A person experiences various feelings every day. However, some people have to overcome certain psychological difficulties, such as phobia or anxiety. This piece reflects two aspects of feelings, anxiety and ecstasy, which are unique in humans. One maybe we are trying to avoid, while another one, we are trying to pursue. Some people may have already experienced both of these two states in real life. Others may have just suffered anxiety but never have made the journey into the euphoria of ecstasy. It is interesting to notice that if these two feelings are persistent or triggered by certain events, they both can lead to intense emotions, such as Anxiety Attack and an ecstasy of rage.
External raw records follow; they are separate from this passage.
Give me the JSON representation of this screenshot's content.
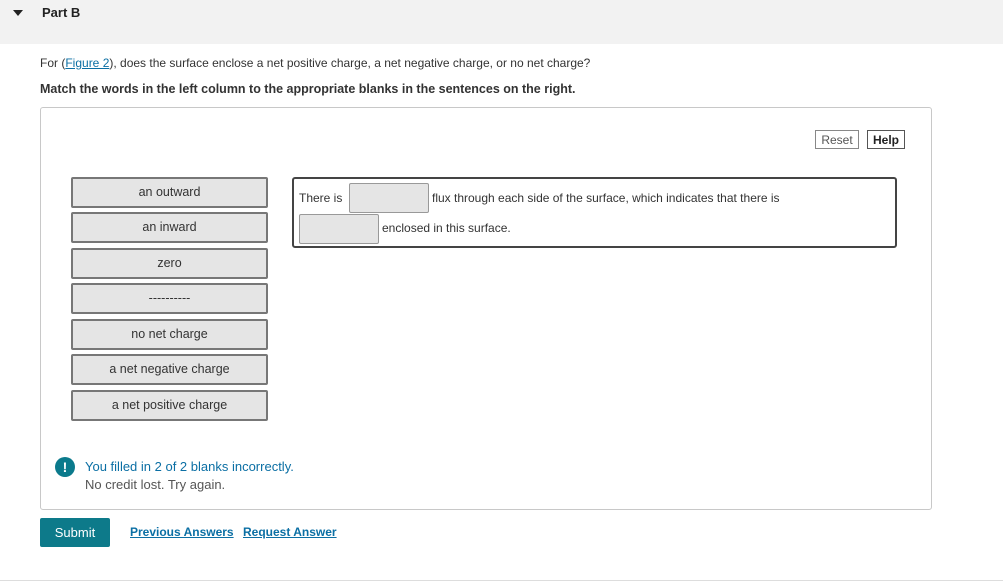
{
  "part": {
    "title": "Part B"
  },
  "question": {
    "prefix": "For (",
    "figure_link": "Figure 2",
    "suffix": "), does the surface enclose a net positive charge, a net negative charge, or no net charge?",
    "instruction": "Match the words in the left column to the appropriate blanks in the sentences on the right."
  },
  "toolbar": {
    "reset": "Reset",
    "help": "Help"
  },
  "word_bank": [
    "an outward",
    "an inward",
    "zero",
    "----------",
    "no net charge",
    "a net negative charge",
    "a net positive charge"
  ],
  "sentence": {
    "part1": "There is",
    "part2": "flux through each side of the surface, which indicates that there is",
    "part3": "enclosed in this surface."
  },
  "feedback": {
    "main": "You filled in 2 of 2 blanks incorrectly.",
    "sub": "No credit lost. Try again."
  },
  "actions": {
    "submit": "Submit",
    "previous_answers": "Previous Answers",
    "request_answer": "Request Answer"
  },
  "colors": {
    "accent": "#0d7a8a",
    "link": "#0b6fa4",
    "tile": "#e5e5e5"
  }
}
The title Anxome is a contraction of the word “manxome”, from the phrase in Lewis Carroll’s The Jabberwocky: “long time his manxome foe he sought”. The piece is descriptive of a state of mind: at times anxious and shy, but also playful and cheeky. It was premiered in The Committee’s ‘Lightshift’ concert. Andrew Uren performed it from a high balcony, behind the audience, who were in the dark.
Lyell Cresswell describes his work Ara Kopikopiko, which takes its title from the Maori word for Labyrinth, as a concerto for orchestra in which the instruments and ideas are treated as tesserae in a mosaic, assembled to catch the light at different angles. At its premiere the work was introduced by the composer and broadcast on BBC Radio 3.
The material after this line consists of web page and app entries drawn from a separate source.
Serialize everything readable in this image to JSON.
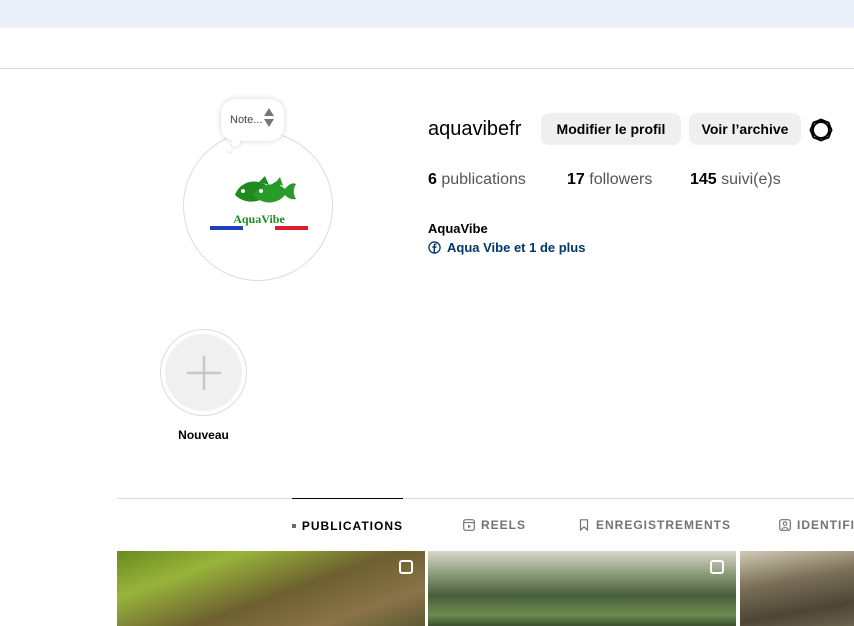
{
  "note": {
    "text": "Note..."
  },
  "profile": {
    "username": "aquavibefr",
    "edit_label": "Modifier le profil",
    "archive_label": "Voir l’archive",
    "fullname": "AquaVibe",
    "links_label": "Aqua Vibe et 1 de plus"
  },
  "stats": {
    "posts_count": "6",
    "posts_label": "publications",
    "followers_count": "17",
    "followers_label": "followers",
    "following_count": "145",
    "following_label": "suivi(e)s"
  },
  "avatar": {
    "logo_text": "AquaVibe"
  },
  "highlights": {
    "new_label": "Nouveau"
  },
  "tabs": [
    {
      "label": "PUBLICATIONS",
      "icon": "grid-icon",
      "active": true
    },
    {
      "label": "REELS",
      "icon": "reels-icon",
      "active": false
    },
    {
      "label": "ENREGISTREMENTS",
      "icon": "bookmark-icon",
      "active": false
    },
    {
      "label": "IDENTIFI",
      "icon": "tagged-icon",
      "active": false
    }
  ],
  "colors": {
    "link": "#00376b",
    "button_bg": "#efefef",
    "top_bar": "#eaf0f8",
    "logo_green": "#1f8a1f",
    "flag_blue": "#1f3fbf",
    "flag_red": "#d9202a"
  }
}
The title Cirrus is taken from the first stanza of James K. Baxter’s poem, High Country Weather (1948).
Alone we are born
And die alone
Yet see the red-gold cirrus
Over snow mountain shine
Upon the upland road
Ride easy stranger
Surrender to the sky
Your heart of anger
What appealed was the depiction of individual endeavour, the expansive backdrop of New Zealand rural imagery and the poem’s final plea. Despite the foreboding beginning, metaphorically the ‘red-gold cirrus’ foretell of a change for the better. Cirrus are beautiful high transparent clouds typically streaming in the direction of the wind, usually signalling the arrival of fair weather. As a child growing up in rural New Zealand I used to often lie on the ground and gaze skyward, observing these clouds.
The opening of the piece employs high-pitched bell-like chords. While the upper and lower strings hold a sustained note, a bass clarinet introduces the first significant melodic theme. After the first full-orchestral climax the texture of the climax quickly dissipates to reveal a high-pitched modal melody. The brass abruptly interrupts this moment of quiet with an augmentation of the previous theme. After this interruption subsides the character of the music gradually becomes more uplifting and confident. Then solo instruments perform themes over a lively syncopated chromatic pizzicato bass line and variations of the original theme repeat, driving the music forward to reach the final climax. The piece ends with a final recapitulation of the high modal melody and arpeggiated echoes of the opening bell-like chords in the tuned percussion.